Hermit Peak in San Miguel county is named for Giovanni Maria de Agostini. He was an Italian mystic who lived as a recluse in a cave on the mountain nineteen miles from the city of Las Vegas, N.M. Known as “El Solitario” (the hermit), he was born in Italy on Dec. 25, 1802. When Agostini encountered a wagon train along the Santa Fe Trail one of the traders invited him to join their caravan. He accompanied the merchants on the trail back to Las Vegas. Upon his arrival he took up residence in a cave on a mountaintop. For three years he lived as a hermit at the summit of the Gallinas mountains. Many people say that the peak of that mountain resembles the head of a bearded man like Agostini. Today, that mountain is named Hermit Peak in his honor.

A Holy Man Comes to Town

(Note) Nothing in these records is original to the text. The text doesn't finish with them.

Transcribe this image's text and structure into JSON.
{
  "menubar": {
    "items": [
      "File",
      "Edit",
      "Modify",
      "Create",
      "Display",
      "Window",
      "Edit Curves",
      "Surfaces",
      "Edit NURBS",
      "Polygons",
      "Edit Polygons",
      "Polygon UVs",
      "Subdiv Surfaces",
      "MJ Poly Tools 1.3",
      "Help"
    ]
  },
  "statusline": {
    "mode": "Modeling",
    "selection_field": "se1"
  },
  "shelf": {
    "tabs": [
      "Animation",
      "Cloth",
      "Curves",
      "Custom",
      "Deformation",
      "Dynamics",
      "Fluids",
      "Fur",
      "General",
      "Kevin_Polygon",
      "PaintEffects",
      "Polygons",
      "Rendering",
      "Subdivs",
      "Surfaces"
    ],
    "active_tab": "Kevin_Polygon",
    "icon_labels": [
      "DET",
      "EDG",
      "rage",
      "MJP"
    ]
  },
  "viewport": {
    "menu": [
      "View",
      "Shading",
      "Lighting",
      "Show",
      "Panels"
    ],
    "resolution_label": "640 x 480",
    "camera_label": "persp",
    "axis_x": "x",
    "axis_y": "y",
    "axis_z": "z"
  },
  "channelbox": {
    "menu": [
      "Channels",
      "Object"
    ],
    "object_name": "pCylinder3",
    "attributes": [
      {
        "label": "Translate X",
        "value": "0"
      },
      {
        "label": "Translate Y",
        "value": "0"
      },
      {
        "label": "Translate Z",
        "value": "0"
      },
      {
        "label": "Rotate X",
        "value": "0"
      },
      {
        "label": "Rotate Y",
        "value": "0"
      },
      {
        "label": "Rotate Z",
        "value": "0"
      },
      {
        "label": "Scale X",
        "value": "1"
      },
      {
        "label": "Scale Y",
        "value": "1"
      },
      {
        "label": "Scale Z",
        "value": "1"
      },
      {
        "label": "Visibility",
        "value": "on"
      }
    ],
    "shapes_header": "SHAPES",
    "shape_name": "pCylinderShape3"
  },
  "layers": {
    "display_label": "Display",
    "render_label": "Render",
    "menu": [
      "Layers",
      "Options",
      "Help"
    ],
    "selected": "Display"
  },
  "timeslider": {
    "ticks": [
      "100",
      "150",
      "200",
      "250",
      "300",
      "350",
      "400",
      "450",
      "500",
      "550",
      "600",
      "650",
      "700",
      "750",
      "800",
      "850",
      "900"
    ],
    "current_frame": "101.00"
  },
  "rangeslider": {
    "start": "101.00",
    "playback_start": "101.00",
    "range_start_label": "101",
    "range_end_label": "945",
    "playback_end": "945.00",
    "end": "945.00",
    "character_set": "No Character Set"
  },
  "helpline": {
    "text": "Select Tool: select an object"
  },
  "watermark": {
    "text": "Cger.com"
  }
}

The people of Las Vegas believed that Agostini was a holy man. In fact, several miracles that occurred in the community have been attributed to him. Agostini made such an impression on the town that Margarito Romero started an organization called the Society of the Hermit.

A group of believers were members of the Society of the Hermit in 1920.

Word quickly traveled through the Gallinas mountains of the curative powers of the Hermit. According to one tale, the hermit’s extrasensory perception was so well developed that he often received messages from friends concerning their illnesses. Agostini would leave the mountain to comfort and heal the sick with herbs and gentle massaging. During a smallpox epidemic he nursed the sick and helped bury the dead. Many people retained childhood memories when the Hermit aided and comforted family members. Agostini lived on the mountain for three years, so many people came to believe that the mountain was blessed.

The Hermit’s Destiny

After his work was done in villages of the Gallinas Mountains, Agostini traveled south. He was headed for Mexico where he planned to work with the Indians. Along the way he took up residence in a cave in the Organ Mountains near Las Cruces. He would often visit Father Baca in the village of Old Mesilla. The Hermit accepted $450 in gold from the priest that he planned to use to help the Indians in Mexico.  Agostini said he would build his last fire in gratitude for the gift on the mountain that evening.

A Communal Prayer

The Hermit’s last request of Father Baca was that he and his congregation recite the rosary on the rooftops of their houses. As the community prayed no fire appeared on the mountain that night. Father Baca became worried, so the next morning he and six men ascended the mountain to check on the Hermit. To their shock and horror they found Agostini murdered, most likely for the gold that he no longer had in his possession. Since he was killed with arrows, many people believed it was the Indians who had murdered him. Giovanni Maria de Agostini was a man who provided so much hope for so many, yet his own life ended tragically.